- Heritage, Robert J. Royal Copenhagen Porcelain Animals and Figurines. A Schiffer book for collectors. Atglen, PA: Schiffer Pub, 1997. ISBN 0-7643-0101-2
- Kongelige Porcelainsfabrik, Bredo L. Grandjean, Dyveke Helsted, and Merete Bodelsen. The Royal Copenhagen Porcelain Manufactory 1775-1975. Copenhagen: The Manufactory, [eksp., Amagertorv 6], 1975. ISBN 87-980342-1-9
- Pope, Caroline, and Nick Pope. A Collector's Guide to Royal Copenhagen Porcelain. A Schiffer book for collectors. Atglen, PA: Schiffer, 2001. ISBN 0-7643-1386-X
- Wagner, Peter, Steen Nottelmann, Finn Andersen, and Paul Nesbitt. Flora Danica. Edinburgh: Royal Botanic Garden, Edinburgh, 1994. ISBN 0-9523869-0-9
- Winstone, H. V. F. Royal Copenhagen. [London]: Stacey International, 1984. ISBN 0-905743-37-7
- ^ Lu Chenglong. "A Brief Introduction to Chinese Ceramics in Sweden". Gotheborg.com. Retrieved 2007-08-19.
- ^ "Danish Porcelain Pipes". Danishpipemakers.com. Retrieved 2015-10-28.
- ^  Archived August 17, 2007, at the Wayback Machine
- ^ Battie, 161–162; Mundt, 23–26,
- ^ Battie, 162–163; Mundt, 30–31
- ^  Archived March 16, 2014, at the Wayback Machine
- ^ "Royal Copenhagen Makes Moves into Thailand". Scandasia.com. Retrieved 2015-10-28.
- ^ Ministry of Foreign Affairs of Denmark. "ROYAL COPENHAGEN TO THAILAND". Denmark.dk. Archived from the original on 2008-05-03. Retrieved 2008-04-11.
- ^ "Field trip to Royal Copenhagen Thailand". Scandasia.com. Retrieved 2015-10-28.
- ^ "Royal Copenhagen". RoyalCopenhagen.com. Retrieved 2015-10-28.

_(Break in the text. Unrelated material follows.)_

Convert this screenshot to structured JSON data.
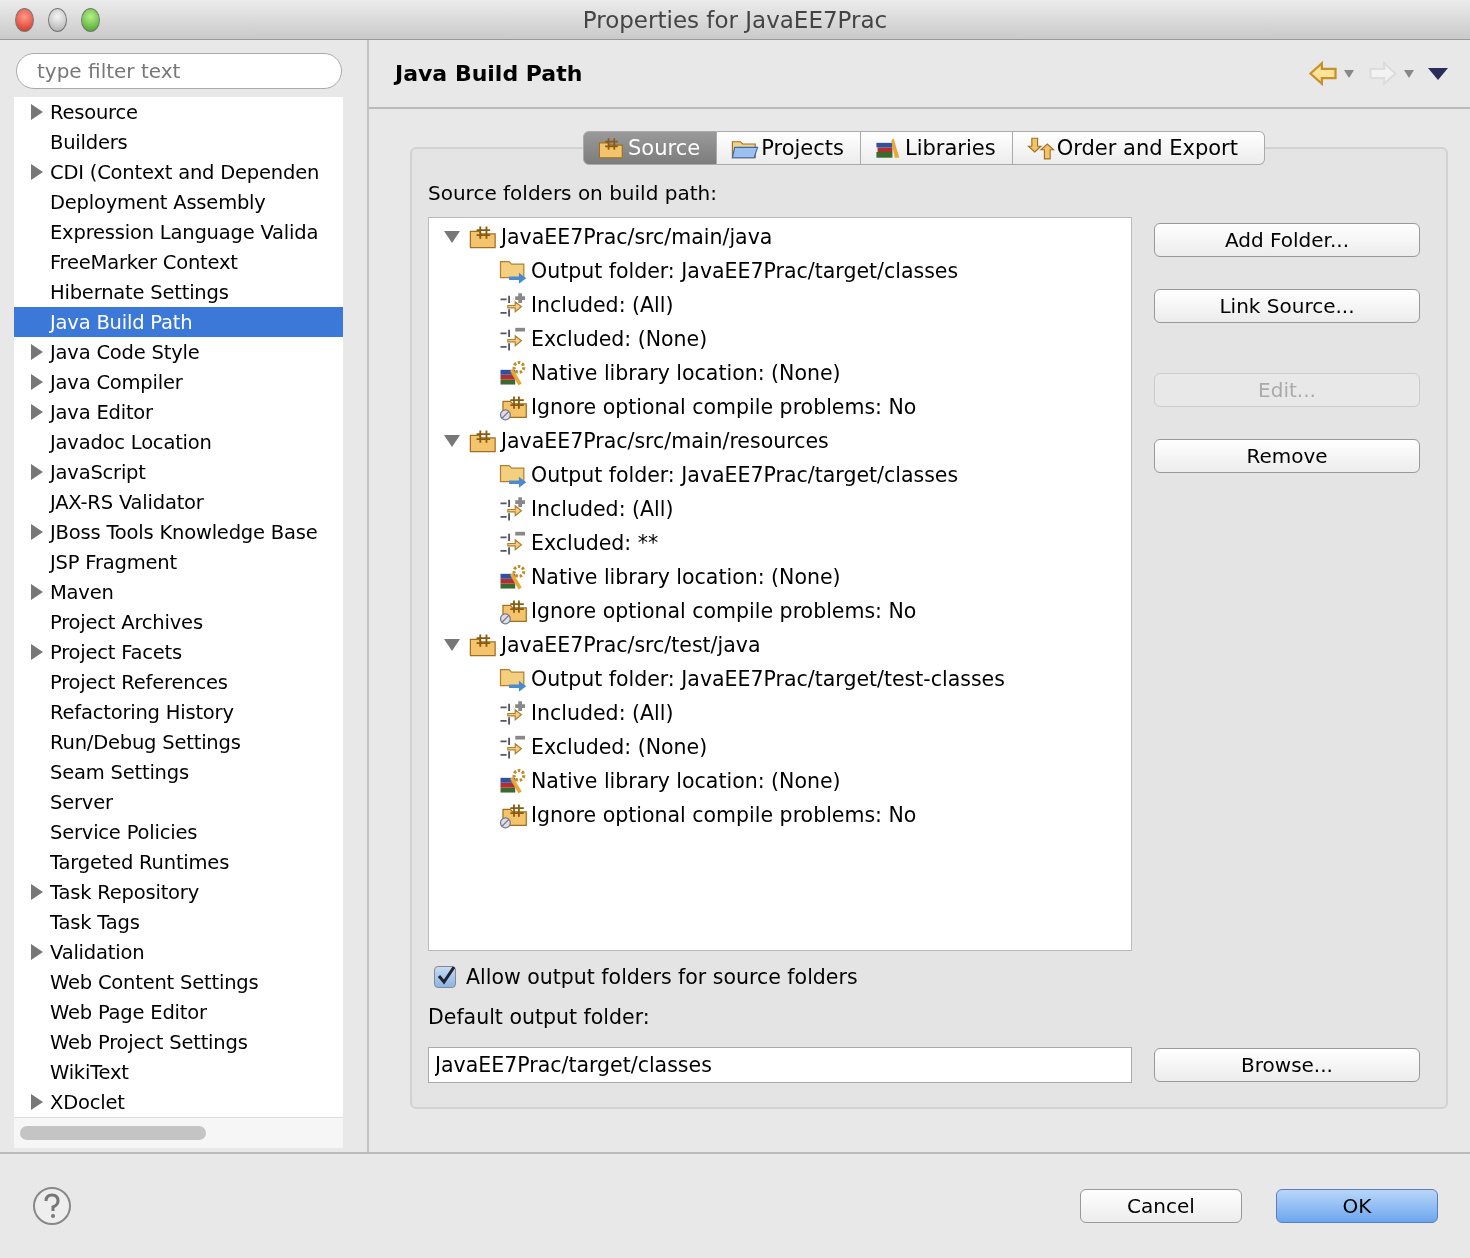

- ^ "Danish Porcelain Pipes". Danishpipemakers.com. Retrieved 2015-10-28.
- ^ "Empire Gifts - More Info about **Royal Copenhagen Christmas Plates from 1908 to 2014". Empiregiftsandantiques.com. Retrieved 2015-10-28.

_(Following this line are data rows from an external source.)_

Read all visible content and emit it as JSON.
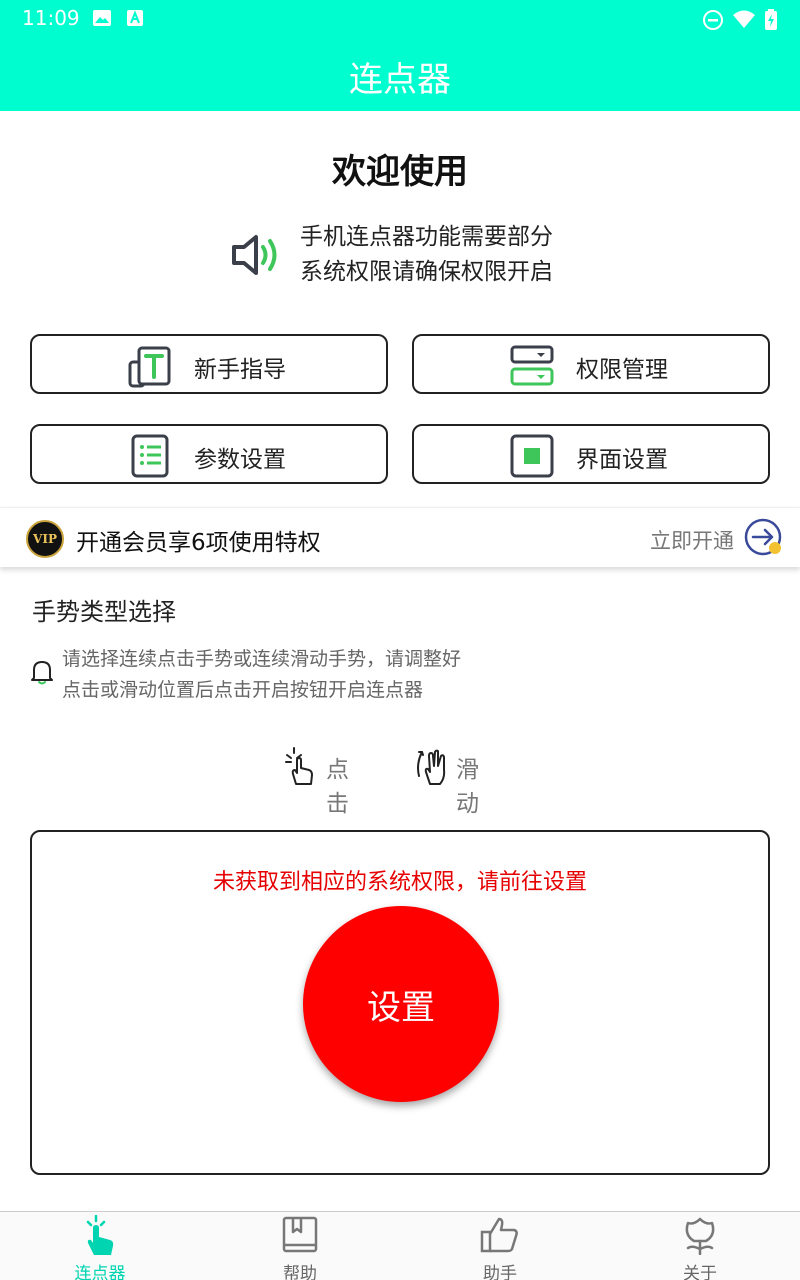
{
  "status_bar": {
    "time": "11:09"
  },
  "header": {
    "title": "连点器"
  },
  "welcome": {
    "title": "欢迎使用",
    "line1": "手机连点器功能需要部分",
    "line2": "系统权限请确保权限开启"
  },
  "functions": [
    {
      "label": "新手指导",
      "icon": "beginner-guide-icon"
    },
    {
      "label": "权限管理",
      "icon": "permission-manage-icon"
    },
    {
      "label": "参数设置",
      "icon": "parameter-settings-icon"
    },
    {
      "label": "界面设置",
      "icon": "interface-settings-icon"
    }
  ],
  "vip": {
    "badge": "VIP",
    "text": "开通会员享6项使用特权",
    "action": "立即开通"
  },
  "gesture": {
    "title": "手势类型选择",
    "tip_line1": "请选择连续点击手势或连续滑动手势，请调整好",
    "tip_line2": "点击或滑动位置后点击开启按钮开启连点器",
    "options": [
      {
        "label": "点击",
        "icon": "tap-hand-icon"
      },
      {
        "label": "滑动",
        "icon": "swipe-hand-icon"
      }
    ]
  },
  "panel": {
    "warning": "未获取到相应的系统权限，请前往设置",
    "button": "设置"
  },
  "bottom_nav": [
    {
      "label": "连点器",
      "icon": "tap-hand-icon",
      "active": true
    },
    {
      "label": "帮助",
      "icon": "book-icon",
      "active": false
    },
    {
      "label": "助手",
      "icon": "thumbs-up-icon",
      "active": false
    },
    {
      "label": "关于",
      "icon": "flower-icon",
      "active": false
    }
  ],
  "colors": {
    "brand": "#00fdcf",
    "accent_green": "#3ec65a",
    "warning_red": "#e60000",
    "button_red": "#ff0000",
    "nav_active": "#00d4b0"
  }
}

- ^ "Royal Copenhagen :: Royal Copenhagen/Christmas Plates (1908-2015)". GeolinOnline.com. Retrieved 2015-10-28.
- Battie, David, ed., Sotheby's Concise Encyclopedia of Porcelain, 1990, Conran Octopus, ISBN 1850292515
- Mundt, Barbara, in Hungarian Ceramics from the Zsolnay Manufactory, 1853–2001, ed. Ács, Piroska et al., 2002, Yale University Press, ISBN 0300097042, 9780300097047, google books